After coming back from deployment as an enlisted soldier, Martin Helms was struggling. He had a young family, work, school and a military obligation. Then he sat in a five-minute presentation for Helmets to Hardhats and, as he tells it, his life changed.
"[Joining] the organized trades was what I needed to move forward and achieve a lot of goals," Helms said.
Helms eventually graduated from the Akron Area Electrical Joint Apprenticeship Training Committee (AAEJATC) becoming a journey-level electrician in the International Brotherhood of Electrical Workers Local Union 306 and then a foreman. In 2017, Helms took on a new role as the training director of the AAEJATC.
As he worked his way up through the AAEJATC, Helms' military career also progressed. In 2013, he became a construction engineer technician in the Ohio Army National Guard, using that expertise in deployments to the Middle East and ongoing state missions.

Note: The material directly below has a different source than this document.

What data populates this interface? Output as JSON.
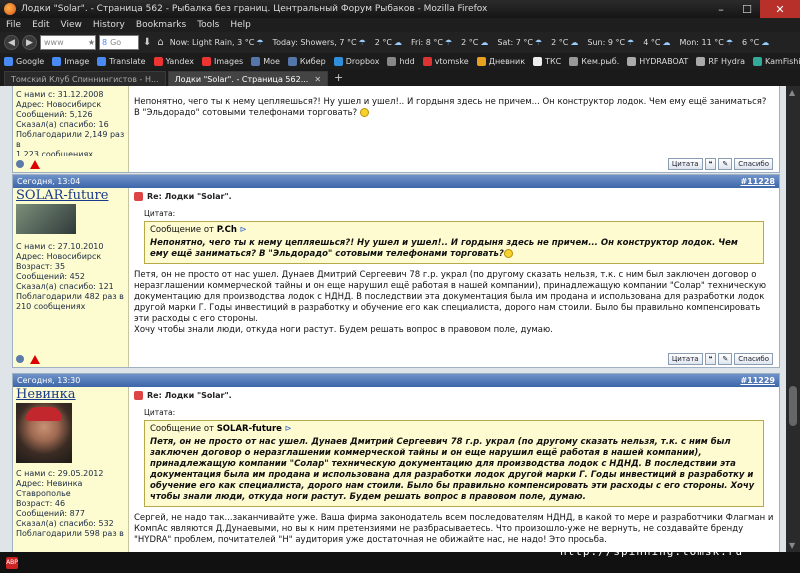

Now, Helms is bringing his training, management, military and recruitment experience back to the organization that helped give him a career direction. He is taking over as the executive director of the Helmets to Hardhats program, a nonprofit organization established in 2003. The Washington D.C.-based program is administered by the Center for Military Recruitment, Assessment, and Veterans Employment.
"Our mission is to recruit military veterans into the skilled trades," Helms said. "We do this in a number of ways."
Helmets to Hardhats targets military members that are transitioning out of full-time service, National Guard members and existing military veterans. "It's pretty much open to any veteran with an honorable or medical discharge," Helms said.
The organization gets the word out by going to military installations and working with community groups. It has fostered relationships with the Department of Defense and the Department of Veterans Affairs.
Transiting to construction
Service members are well equipped to transition to construction, which requires adaptability because "nothing goes as planned," according to Helms.
"Military people are put in crappy situations for a lot of reasons," Helms said. "You don't know what your environment is going to be, and who you're going to have to deal with. So you build a mental capacity that makes you adjust to whatever that environment is to accomplish the mission."
Service members should also have the strength and endurance to handle sometimes physically demanding construction jobs. But the similarities in the two career paths don't end there.
"[Military members] are used to being there and at a certain time and having a job to do," Helms said. "That fits into the structure of the military. You have to be there at a certain place and time to be ready to go. And you typically know what has to be done."
The construction trades can be an attractive career for service members because they can utilize their benefits from the GI Bill with registered apprenticeship organizations. For military members who have to support families, being able to earn income through training is especially beneficial.
"They get to collect their GI Bill and they can have that income that everyone needs," Helms said.
As Helmets to Hardhats grows, Helms would like to focus on growth in construction management and administrative positions.
"We also need to do good outreach," Helms said. "We have just gotten through 18 or 20 months of the pandemic and there are service members who need good jobs."